Part of these safety concerns is the local climate. Jamie gave a great example. 'Take Florida for instance, and its susceptibility to hurricanes. These building structures need to withstand strong winds. Ensuring your pergola is securely anchored and built with sturdy materials is crucial.' This means that climate considerations vary across the country. A county where tornadoes are common may have rules about how you anchor your pergola; a county with heavy snowfall may mandate which materials you can use for its roof.

If you build a pergola with shoddy materials, your neighbor could have justifiable concerns that the pergola could be blown into their house in extreme weather. Building with high-quality materials should forestall any issues.

There's a rarer factor to bear in mind too. It doesn't apply to everyone, but some localities have rules about vernacular architecture standards. If you live in a historic home, you may not be allowed to add a modern metal pergola onto the building, as it clashes with the overall style of the area.

5. Measure everything

Pergola lighting ideas

(Image credit: daisy1344 via Getty Images)

Above all, measure everything - including your yard. Firstly, double-check the size of your pergola. Regulations can vary according to the size of the pergola, so getting things an inch wrong could land you in hot water. Jamie Wright told me that bigger pergolas are often subject to much stricter rules than smaller structures, and might need more permits on top, especially if they're close to a neighbor's fence and likely to interrupt their view or create shade in their yard.

You should also measure your yard. Jamie says that 'The size of your plot can affect how large your pergola can be and how close it can be to the fence.' You might have picked out or designed the perfect pergola, but if you accidentally build it too close to your neighbor's fence you may be out of luck.
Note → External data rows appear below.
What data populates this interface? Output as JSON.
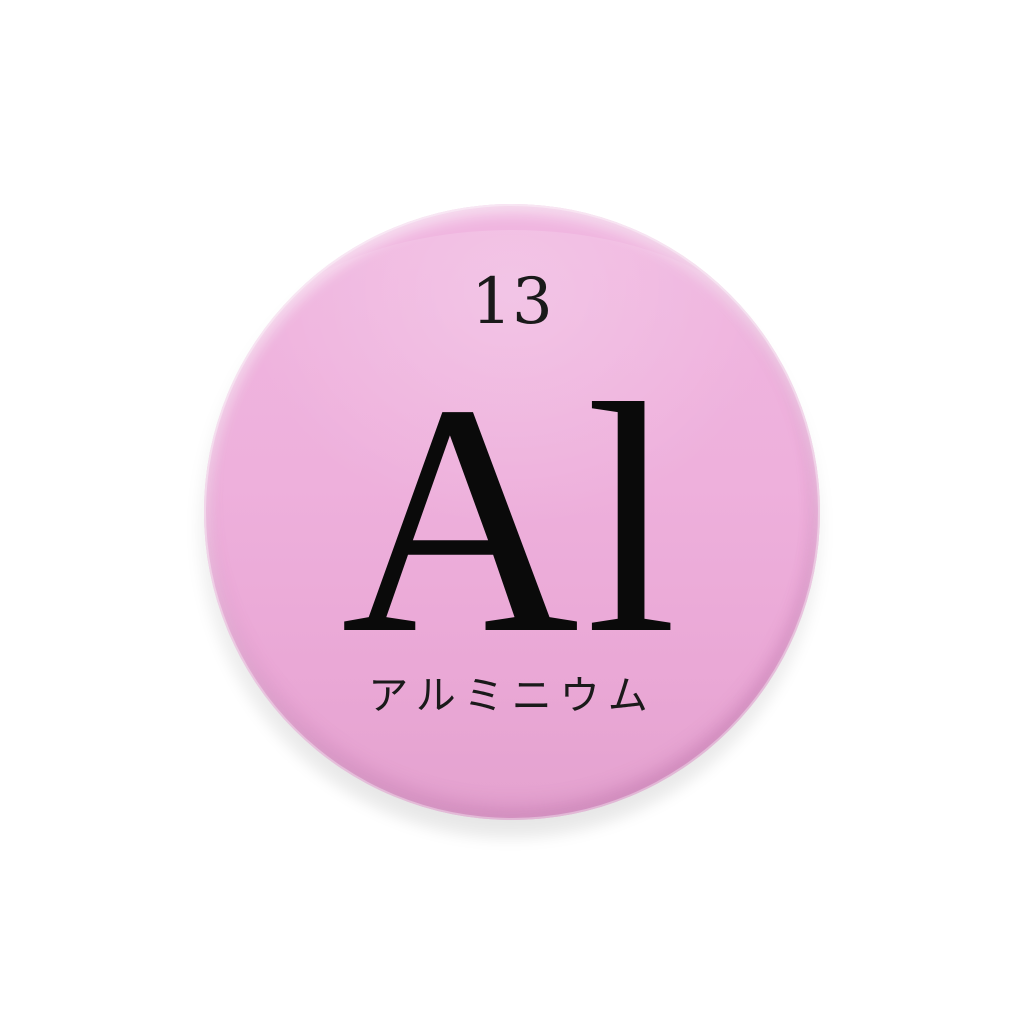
{
  "badge": {
    "atomic_number": "13",
    "symbol": "Al",
    "name": "アルミニウム",
    "color": "#eeb0dc"
  }
}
6. Take a look at HOA rules

The final consideration is homeowners associations. If you liv somewhere governed by a HOA, you may be fined for erecting a pergola that contravenes the rules. Jamie Wright says that 'HOAs usually want to keep the neighborhood looking nice and uniform, so they might have guidelines about the height, style, and placement of your pergola.'

Whatever your building permit says, your HOA may have even stricter requirements about how close you can build your pergola to their fence.

As with the initial building permit, it's smart to discuss this with the HOA. Jamie says that 'It's a good idea to get plans pre-approved and chat with a friendly, neighborhood attorney.'

Pergola FAQ

What's the best wood for a pergola?

Cedar is the best wood for a pergola. It's sturdy, weatherproof, and resists rot.

For more advice on pergolas, take a look at my breakdown of the difference between a gazebo and a pergola, or our ideas for lighting a pergola

Alex David
Head of eCommerce

As Head of eCommerce, Alex makes sure our readers find the right information to help them make the best purchase. After graduating from Cambridge University, Alex got his start in reviewing at the iconic Good Housekeeping Institute, testing a wide range of household products and appliances. He then moved to BBC Gardeners’ World Magazine, assessing gardening tools, machinery, and wildlife products. Helping people find true quality and genuine value is a real passion.